You have made a terrific series of shots, made all the more poignant by the context of the images. I have many friends in Japan and your images have given me an insight that my Japanese colleagues have not been able to express to me verbally. Keep up the terrific work!
Good article and pictures, an interesting insight.
Some good photographs, some mediocre
the closer, pictures of the lady, alley with the darkened figure, etc, and the first photo of the guy on the train station, I think are strong shots, do more like these…I think the others are technically too busy, and I dont like them, they r not strong, mediocre, but the three i refer to are very good9I think) you have the ability, you showed it in the good ones,
Thank you one and all for your extremely kind and encouraging comments. After years of haphazard street shooting in Tokyo (and sometimes SE Asia), the Great East Japan Earthquake & Tsunami as it is officially known, provided me with a focus I had not known previously. Documenting and trying to make sense of the life around me also provided some relief from the constant stress and tension. I am of course profoundly grateful to Steve for his generous hospitality.
Great pix and story! Thanks.
God bless Japan, God bless us all.
Francis, first off may I say thank you for sharing with us not only images of extremely high quality but so movingly capturing the mood of a nation that is adjusting to a frightening new reality. Secondly, if you are not working as photojournalist then you have missed your calling! This really is some of the most evocative documentary photography I have seen this year. Finally, whilst the dignity, stoicism and dedication to duty has impressed everyone around the world greatly I hope people are able to take a moment or two to enjoy and celebrate the Sakura as these are the things that make life worth living.
I’ve gotten much better impression of the japanese culture under such unimaginable catastrophe. Thanks for the insight.
I am no stranger to Francis’ work but his portrayal here of the fragility of the human condition is so poignantly captured. Those deep blacks have an emotional as well as a pictorial resonance. A beautiful portfolio, a story beautifully told.
J’ai du m’y prendre à plusieurs reprises … et finalement, j’aime ton commentaire.
Amazing set of photos, great storytelling. I loved your post.

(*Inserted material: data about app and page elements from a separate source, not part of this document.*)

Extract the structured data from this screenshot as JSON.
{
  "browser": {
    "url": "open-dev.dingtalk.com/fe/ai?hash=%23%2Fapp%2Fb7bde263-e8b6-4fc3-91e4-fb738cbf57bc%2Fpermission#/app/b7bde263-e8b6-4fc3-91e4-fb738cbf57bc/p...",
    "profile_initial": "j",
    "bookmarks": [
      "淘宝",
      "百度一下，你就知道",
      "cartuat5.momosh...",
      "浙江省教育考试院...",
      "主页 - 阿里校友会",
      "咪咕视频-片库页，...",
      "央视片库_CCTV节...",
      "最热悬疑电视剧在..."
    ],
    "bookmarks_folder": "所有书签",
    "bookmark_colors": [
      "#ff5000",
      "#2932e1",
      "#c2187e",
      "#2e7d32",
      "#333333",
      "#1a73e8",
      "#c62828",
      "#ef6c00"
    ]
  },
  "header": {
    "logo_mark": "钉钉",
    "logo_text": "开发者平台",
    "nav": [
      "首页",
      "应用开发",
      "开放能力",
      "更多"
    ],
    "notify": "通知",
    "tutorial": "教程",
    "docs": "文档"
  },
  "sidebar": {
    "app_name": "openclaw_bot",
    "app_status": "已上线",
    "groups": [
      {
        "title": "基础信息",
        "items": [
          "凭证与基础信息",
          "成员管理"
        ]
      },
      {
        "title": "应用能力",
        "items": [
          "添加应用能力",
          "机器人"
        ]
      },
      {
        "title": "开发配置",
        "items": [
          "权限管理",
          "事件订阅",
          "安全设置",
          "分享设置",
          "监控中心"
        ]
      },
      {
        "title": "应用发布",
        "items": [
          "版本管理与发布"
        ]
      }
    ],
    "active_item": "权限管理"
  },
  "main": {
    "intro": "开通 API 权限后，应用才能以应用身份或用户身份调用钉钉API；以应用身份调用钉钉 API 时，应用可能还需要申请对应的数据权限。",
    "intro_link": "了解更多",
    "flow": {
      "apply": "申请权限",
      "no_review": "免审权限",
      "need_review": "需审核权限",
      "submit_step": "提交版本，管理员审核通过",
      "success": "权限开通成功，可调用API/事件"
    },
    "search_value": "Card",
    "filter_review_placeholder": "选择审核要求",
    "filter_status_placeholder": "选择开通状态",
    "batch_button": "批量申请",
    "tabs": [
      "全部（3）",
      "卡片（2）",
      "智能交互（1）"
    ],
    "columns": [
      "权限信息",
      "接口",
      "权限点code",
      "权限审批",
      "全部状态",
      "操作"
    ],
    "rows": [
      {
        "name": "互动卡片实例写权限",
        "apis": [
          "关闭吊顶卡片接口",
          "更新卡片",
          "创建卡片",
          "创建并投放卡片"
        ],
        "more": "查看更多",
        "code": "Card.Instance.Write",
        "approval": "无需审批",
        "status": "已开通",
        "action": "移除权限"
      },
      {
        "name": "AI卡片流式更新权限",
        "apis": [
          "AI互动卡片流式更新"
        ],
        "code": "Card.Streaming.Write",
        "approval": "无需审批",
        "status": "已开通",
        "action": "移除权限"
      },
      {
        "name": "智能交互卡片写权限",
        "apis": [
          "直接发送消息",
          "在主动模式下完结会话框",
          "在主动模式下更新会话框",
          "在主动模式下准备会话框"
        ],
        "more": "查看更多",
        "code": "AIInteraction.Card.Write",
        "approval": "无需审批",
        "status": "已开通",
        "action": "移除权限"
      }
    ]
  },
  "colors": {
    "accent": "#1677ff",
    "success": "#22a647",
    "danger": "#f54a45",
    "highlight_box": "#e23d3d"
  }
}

je suis restée plongée dans l’histoire, parmi les passants, sur le quai de cette gare…, le temps de descendre… sur le bas de la page et de décrire ce que je ressens en cet instant précis: ” c’est surréaliste, émouvant, et effrayant”…très réussi!
Really nice set of street photos.
Great pictures and storytelling.